'''
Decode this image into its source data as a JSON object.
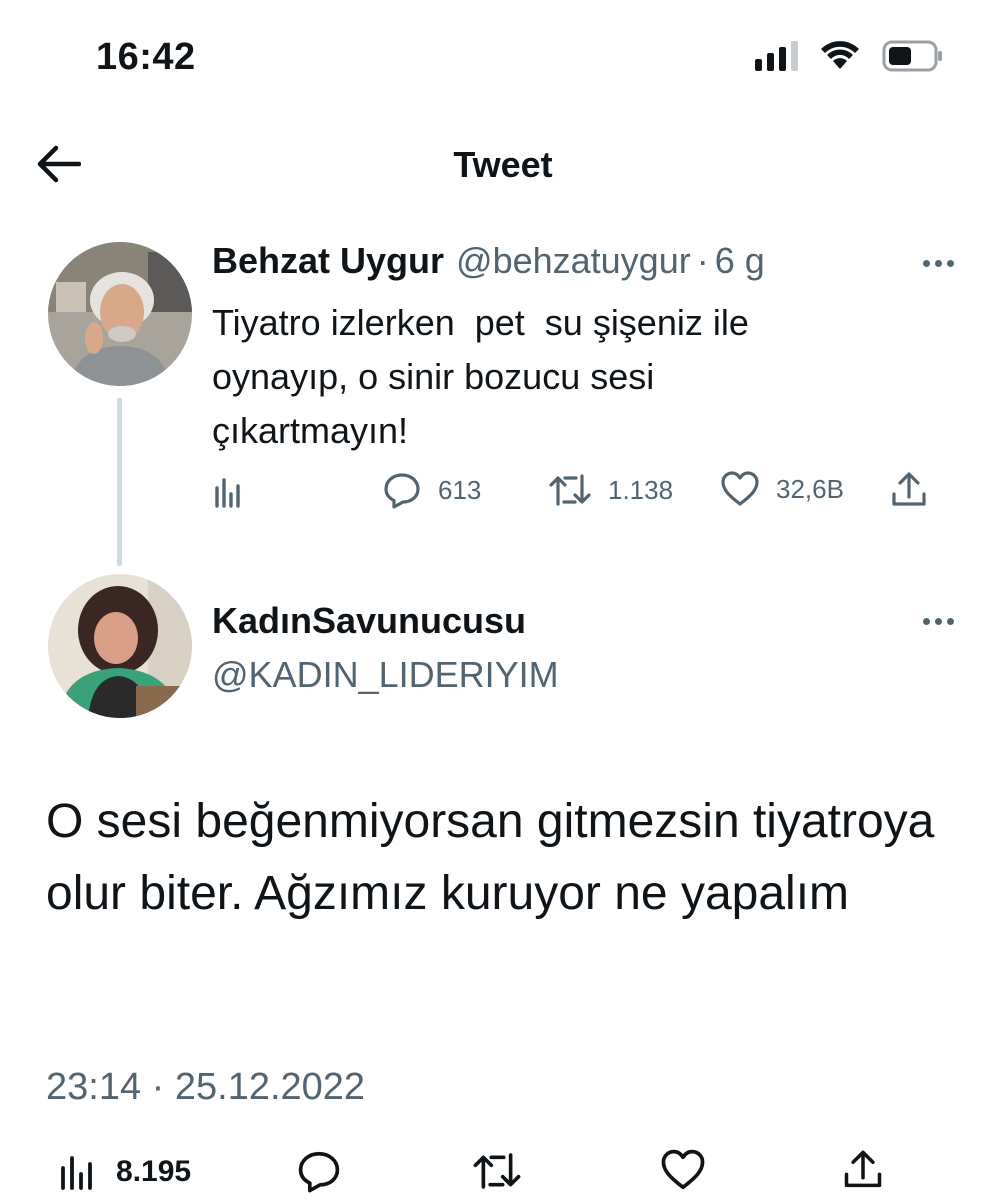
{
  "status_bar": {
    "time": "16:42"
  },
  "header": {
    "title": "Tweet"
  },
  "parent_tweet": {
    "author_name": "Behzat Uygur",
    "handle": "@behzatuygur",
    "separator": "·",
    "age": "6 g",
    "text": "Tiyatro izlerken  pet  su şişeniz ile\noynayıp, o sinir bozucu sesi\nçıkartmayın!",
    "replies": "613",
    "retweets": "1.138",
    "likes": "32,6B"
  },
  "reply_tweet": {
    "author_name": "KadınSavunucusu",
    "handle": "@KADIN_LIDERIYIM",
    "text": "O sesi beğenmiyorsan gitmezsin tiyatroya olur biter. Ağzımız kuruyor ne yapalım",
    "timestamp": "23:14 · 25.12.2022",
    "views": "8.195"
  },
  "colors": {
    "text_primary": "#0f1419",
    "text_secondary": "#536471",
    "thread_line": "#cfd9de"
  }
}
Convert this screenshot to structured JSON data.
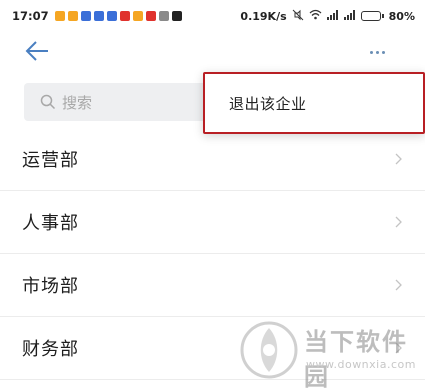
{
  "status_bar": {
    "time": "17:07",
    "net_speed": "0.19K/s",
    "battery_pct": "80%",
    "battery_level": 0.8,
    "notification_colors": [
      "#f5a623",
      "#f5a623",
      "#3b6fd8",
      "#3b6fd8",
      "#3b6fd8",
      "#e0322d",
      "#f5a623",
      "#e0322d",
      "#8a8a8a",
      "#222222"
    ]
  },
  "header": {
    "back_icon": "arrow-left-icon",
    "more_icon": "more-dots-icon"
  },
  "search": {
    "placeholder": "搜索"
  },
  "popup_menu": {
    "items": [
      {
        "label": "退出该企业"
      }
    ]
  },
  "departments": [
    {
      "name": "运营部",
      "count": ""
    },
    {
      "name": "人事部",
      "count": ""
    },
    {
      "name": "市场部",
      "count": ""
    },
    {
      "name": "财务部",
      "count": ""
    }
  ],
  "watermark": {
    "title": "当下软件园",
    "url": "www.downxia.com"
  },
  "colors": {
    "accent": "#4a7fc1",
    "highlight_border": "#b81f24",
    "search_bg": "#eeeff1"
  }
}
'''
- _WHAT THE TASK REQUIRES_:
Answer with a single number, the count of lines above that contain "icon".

- _RESPONSE BELOW_:
2